• **Exercise details**
Extract each line holding the word "subtitle" from the entries.
***
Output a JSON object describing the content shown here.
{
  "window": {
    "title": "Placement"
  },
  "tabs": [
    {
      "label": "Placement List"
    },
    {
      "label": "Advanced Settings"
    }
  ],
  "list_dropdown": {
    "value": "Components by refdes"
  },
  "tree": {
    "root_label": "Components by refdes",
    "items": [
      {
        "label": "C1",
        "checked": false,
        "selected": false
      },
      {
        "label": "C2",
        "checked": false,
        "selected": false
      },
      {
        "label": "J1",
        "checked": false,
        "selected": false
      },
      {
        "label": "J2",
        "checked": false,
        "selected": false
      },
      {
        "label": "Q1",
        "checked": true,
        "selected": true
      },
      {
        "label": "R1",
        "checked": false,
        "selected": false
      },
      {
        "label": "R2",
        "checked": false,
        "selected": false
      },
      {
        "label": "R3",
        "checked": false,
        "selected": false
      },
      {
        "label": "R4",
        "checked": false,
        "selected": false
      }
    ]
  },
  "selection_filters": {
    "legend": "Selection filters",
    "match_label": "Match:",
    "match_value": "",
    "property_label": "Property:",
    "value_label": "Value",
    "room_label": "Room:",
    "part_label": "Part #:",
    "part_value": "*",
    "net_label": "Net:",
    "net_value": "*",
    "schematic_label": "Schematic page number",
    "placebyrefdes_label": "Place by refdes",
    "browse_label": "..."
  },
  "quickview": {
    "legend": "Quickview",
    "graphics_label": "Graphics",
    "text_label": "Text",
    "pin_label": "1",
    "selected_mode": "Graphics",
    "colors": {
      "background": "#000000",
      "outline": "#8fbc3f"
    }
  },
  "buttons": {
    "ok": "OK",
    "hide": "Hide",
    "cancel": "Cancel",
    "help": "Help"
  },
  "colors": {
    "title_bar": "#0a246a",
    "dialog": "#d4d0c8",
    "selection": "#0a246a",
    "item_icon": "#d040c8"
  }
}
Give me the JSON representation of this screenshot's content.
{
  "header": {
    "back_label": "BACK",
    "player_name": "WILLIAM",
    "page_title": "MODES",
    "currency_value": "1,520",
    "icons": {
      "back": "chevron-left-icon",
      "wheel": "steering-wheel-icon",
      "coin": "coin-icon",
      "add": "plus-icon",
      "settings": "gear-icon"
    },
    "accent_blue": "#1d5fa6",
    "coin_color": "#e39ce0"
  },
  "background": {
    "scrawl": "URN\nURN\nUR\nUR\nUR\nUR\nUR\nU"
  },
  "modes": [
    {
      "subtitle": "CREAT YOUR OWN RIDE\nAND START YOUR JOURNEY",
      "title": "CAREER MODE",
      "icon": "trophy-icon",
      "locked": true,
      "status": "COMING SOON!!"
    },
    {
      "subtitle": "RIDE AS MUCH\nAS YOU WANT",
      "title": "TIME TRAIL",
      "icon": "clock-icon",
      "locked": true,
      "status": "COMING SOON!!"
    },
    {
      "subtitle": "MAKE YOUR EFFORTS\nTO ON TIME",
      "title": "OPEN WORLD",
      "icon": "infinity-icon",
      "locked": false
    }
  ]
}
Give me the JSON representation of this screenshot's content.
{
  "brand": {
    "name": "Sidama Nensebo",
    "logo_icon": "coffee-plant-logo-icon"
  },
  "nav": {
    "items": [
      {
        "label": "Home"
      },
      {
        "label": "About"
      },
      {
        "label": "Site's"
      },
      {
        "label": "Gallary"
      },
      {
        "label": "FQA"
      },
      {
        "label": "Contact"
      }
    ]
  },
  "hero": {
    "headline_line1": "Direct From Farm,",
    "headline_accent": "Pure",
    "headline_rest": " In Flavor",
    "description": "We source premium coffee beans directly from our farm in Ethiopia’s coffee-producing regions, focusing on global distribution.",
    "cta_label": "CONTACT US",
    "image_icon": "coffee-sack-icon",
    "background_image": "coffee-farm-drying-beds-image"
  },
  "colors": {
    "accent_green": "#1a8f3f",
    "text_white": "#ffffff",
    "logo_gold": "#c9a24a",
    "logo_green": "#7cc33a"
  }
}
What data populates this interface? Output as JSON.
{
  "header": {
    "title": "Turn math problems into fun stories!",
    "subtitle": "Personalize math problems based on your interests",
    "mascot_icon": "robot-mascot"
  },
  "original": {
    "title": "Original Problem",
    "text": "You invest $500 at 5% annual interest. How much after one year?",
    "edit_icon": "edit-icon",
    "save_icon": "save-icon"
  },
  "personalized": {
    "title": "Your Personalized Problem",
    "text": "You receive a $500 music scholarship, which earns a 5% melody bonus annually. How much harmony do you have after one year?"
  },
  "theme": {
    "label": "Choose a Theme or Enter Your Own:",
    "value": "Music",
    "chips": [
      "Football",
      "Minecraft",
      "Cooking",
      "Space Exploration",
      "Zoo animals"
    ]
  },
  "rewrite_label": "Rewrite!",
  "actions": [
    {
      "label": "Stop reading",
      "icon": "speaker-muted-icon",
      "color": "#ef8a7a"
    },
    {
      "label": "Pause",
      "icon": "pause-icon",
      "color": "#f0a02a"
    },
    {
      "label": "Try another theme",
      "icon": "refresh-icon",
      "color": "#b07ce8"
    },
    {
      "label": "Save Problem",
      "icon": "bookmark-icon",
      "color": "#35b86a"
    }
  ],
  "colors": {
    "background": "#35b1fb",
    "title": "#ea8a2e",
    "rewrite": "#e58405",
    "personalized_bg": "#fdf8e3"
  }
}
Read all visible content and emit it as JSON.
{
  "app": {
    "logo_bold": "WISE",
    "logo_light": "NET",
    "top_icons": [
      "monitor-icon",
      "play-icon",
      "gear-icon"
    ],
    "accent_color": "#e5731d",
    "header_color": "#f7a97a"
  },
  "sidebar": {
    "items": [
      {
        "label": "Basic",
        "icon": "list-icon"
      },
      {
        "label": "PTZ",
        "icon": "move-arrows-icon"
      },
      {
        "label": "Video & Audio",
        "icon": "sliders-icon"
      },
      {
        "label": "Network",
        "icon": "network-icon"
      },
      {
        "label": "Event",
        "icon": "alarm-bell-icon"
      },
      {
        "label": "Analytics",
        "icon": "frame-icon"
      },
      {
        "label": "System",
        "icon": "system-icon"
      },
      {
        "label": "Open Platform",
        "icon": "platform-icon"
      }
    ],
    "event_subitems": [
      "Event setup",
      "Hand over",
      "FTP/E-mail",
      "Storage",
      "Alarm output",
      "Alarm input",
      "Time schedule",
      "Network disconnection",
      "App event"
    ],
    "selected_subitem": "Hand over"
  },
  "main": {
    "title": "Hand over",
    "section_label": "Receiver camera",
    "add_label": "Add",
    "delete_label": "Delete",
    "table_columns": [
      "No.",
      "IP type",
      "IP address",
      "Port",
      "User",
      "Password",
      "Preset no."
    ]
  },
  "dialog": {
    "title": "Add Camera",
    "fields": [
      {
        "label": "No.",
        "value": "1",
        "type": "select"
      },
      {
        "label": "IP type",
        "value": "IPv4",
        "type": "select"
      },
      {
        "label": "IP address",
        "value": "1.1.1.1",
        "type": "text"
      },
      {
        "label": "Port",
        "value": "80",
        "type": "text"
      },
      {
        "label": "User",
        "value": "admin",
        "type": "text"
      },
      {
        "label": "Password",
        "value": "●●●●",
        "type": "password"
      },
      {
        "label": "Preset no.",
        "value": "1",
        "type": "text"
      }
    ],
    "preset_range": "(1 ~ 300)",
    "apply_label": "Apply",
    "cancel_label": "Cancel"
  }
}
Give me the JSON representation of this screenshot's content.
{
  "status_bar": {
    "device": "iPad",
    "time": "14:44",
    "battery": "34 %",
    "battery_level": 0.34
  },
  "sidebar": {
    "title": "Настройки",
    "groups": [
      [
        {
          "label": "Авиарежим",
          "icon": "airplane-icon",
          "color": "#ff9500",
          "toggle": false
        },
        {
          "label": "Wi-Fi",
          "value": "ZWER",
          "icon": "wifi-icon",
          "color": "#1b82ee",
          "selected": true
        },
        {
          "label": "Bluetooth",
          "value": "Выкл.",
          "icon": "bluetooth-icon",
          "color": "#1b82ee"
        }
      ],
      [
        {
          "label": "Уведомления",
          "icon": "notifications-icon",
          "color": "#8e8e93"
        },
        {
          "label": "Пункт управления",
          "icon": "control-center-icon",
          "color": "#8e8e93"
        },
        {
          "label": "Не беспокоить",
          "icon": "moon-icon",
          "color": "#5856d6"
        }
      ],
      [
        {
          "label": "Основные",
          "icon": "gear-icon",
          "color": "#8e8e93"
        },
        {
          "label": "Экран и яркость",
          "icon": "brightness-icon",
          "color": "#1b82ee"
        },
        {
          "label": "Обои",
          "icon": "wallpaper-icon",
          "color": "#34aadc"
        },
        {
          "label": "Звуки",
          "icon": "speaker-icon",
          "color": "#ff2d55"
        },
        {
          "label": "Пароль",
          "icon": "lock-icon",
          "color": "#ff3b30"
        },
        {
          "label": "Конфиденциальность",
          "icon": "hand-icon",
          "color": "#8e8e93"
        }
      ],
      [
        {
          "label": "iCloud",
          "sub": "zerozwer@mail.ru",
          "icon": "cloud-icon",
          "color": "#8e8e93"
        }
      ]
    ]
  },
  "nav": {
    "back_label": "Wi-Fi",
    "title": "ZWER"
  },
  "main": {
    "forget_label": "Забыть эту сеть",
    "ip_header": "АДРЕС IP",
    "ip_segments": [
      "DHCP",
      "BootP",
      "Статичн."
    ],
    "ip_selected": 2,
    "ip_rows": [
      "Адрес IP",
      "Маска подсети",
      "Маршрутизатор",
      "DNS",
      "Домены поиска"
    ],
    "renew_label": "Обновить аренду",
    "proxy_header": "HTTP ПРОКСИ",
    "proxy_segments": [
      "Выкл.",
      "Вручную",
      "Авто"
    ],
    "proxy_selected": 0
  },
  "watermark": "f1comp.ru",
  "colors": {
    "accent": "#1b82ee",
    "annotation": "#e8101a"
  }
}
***
• **Solved exercise**
      "subtitle": "CREAT YOUR OWN RIDE\nAND START YOUR JOURNEY",
      "subtitle": "RIDE AS MUCH\nAS YOU WANT",
      "subtitle": "MAKE YOUR EFFORTS\nTO ON TIME",
    "subtitle": "Personalize math problems based on your interests",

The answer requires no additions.